We thought that the banking turmoil that occurred in March was behind us and that the banking system was finally stable. The recent drop in First Republic Bank’s stock price shows us that this turmoil is not necessarily over. Federal regulators are likely this weekend to seize First Republic Bank, a once high-flying lender that was humbled by its inability to adjust to rising interest rates, and sell it to a larger financial institution. Under the emerging plan, the Federal Deposit Insurance Corporation (FDIC), the bank’s principal federal regulator, would place First Republic in receivership before quickly selling it. As the receiver of a failed bank, the FDIC temporarily manages its affairs and seeks to obtain the greatest possible for its remaining assets.

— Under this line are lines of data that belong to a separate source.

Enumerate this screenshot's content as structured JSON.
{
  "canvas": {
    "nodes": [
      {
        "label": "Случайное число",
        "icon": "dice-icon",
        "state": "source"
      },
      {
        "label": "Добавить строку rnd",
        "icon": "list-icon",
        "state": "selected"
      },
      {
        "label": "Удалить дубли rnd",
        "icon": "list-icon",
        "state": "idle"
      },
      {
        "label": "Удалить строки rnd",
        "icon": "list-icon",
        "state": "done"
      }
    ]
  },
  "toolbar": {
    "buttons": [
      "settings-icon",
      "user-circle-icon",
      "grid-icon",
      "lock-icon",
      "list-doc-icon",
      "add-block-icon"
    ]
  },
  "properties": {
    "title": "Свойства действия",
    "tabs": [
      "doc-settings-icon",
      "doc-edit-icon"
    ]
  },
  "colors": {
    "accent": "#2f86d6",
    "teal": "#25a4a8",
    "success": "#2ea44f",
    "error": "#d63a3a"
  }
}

JP Morgan Chase and PNC are likely bidders for the ailing lender, which would be seized in receivership and immediately sold to the winning bank. Other companies are likely to step up. Bank America is among several other financial institutions that are weighing a bid for First Republic. If regulators led by the FDIC receive an acceptable offer by Sunday, it is then possible that a First Republic owner could be announced early Monday. That scenario would create the least disruption for First Republic customers, who would start the week knowing their bank was now owned by a financially-stable operator.
First Republic Bank Stock Price
Source: Google Finance
First Republic’s shareholders would be wiped out as a consequence of the government’s takeover-and-sale plan. It is not clear whether the government will guarantee all First Republic deposits, including those above the $ 250,000-per-account federal limit, as it did for the two banks that failed last month. The First Republic auction ends a tumultuous period for midsized U.S. banks. Since the failure of Silicon Valley Bank in March, attention has turned to First Republic as the weakest link in the American banking system. Shares of the bank sank 90% last month and then collapsed further this week after First Republic disclosed how dire its situation is.
While the emergency takeovers of SVB and Signature Bank both involved invoking a systemic risk exception to protect uninsured depositors from losses, that probably won’t be necessary for First Republic Bank’s Receivership. The reason is that the new owner would presumably be able to handle deposit outflows; in the case of SVB’s receivership, it took two full weeks to announce a deal. The big banks will keep getting bigger as the small and mid-size banks are still being weeded out.
First Republic would be the third U.S. bank to fail since March 10, when SVB collapsed, igniting fears of broader financial distress. Since last month’s dramatic events, Treasury Secretary Janet Yellen and Federal Reserve Chair Jerome Powell have repeatedly said the nation’s banks are sound. First Republic Bank is not the last bank to fail. We can, and maybe, should expect more bank failures to occur. The anticipated recession may be triggered by the ongoing banking turmoil.